----- DATA TO USE
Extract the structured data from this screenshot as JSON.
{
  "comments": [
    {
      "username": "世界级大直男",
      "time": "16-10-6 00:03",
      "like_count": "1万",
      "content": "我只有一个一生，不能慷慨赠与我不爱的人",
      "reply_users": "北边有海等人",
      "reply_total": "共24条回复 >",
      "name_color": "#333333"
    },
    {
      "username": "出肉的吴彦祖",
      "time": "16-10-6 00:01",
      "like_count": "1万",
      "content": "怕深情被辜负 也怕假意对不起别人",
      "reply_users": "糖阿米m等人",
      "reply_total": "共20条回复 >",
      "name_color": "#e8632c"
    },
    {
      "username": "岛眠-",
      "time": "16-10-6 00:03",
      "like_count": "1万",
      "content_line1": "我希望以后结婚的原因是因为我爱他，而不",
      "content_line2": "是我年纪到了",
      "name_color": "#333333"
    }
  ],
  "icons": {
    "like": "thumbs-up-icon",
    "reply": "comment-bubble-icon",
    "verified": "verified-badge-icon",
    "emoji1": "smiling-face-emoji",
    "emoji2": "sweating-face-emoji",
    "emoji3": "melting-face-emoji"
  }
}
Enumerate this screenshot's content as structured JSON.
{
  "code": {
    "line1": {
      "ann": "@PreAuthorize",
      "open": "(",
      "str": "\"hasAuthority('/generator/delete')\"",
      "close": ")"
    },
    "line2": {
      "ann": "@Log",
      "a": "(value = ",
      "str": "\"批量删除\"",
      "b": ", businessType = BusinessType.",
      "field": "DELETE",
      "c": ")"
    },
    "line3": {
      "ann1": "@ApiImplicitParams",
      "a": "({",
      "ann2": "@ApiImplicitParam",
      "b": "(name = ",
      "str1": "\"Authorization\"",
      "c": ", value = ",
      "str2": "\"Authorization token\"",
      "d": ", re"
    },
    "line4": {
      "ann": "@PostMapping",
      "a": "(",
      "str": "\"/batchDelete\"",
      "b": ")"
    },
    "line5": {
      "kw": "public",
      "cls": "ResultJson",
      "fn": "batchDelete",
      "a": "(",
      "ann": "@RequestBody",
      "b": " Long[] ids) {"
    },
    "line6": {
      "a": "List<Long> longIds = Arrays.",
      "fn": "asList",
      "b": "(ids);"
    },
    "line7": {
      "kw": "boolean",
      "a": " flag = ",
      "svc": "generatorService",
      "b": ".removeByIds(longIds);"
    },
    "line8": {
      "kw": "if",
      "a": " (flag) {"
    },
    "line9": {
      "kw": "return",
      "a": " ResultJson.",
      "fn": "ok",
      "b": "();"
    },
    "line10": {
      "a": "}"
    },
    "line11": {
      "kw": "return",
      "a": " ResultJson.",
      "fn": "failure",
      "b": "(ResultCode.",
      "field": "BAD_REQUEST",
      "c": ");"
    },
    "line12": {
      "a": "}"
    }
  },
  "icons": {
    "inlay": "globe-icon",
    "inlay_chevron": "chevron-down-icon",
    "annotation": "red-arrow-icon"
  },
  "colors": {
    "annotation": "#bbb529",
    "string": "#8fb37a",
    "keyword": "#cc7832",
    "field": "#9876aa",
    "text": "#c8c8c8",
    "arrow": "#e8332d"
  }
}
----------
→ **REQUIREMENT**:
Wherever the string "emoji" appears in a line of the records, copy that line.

→ **ANSWER TO THIS EXERCISE**:
    "emoji1": "smiling-face-emoji",
    "emoji2": "sweating-face-emoji",
    "emoji3": "melting-face-emoji"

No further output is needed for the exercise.